[Items from an interface collection]
****************************************
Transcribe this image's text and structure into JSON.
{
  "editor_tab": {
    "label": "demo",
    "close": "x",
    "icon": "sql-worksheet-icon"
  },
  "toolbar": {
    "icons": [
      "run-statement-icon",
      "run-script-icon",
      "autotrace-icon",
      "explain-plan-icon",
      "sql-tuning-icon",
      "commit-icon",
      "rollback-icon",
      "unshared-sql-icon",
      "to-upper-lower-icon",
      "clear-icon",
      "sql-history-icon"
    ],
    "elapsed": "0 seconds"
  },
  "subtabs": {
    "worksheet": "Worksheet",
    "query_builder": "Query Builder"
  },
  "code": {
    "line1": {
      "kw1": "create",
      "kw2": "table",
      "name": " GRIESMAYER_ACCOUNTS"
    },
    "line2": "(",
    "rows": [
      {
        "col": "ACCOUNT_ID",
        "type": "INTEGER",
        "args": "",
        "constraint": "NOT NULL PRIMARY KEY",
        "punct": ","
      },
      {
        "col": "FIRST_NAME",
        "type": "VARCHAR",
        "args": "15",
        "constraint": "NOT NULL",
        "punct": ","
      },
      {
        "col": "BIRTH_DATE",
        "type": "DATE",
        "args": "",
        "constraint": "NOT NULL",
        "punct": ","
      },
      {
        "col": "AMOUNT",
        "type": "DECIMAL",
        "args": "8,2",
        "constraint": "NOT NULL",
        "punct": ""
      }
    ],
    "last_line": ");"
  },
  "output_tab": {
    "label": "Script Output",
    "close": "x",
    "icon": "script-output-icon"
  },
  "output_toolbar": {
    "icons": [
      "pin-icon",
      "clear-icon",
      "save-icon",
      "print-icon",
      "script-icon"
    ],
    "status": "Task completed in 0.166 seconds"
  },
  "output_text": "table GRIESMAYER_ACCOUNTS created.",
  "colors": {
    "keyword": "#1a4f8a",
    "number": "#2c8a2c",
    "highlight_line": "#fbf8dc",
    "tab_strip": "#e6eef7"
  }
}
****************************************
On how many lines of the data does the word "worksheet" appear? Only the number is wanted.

-- TASK RESULT --
2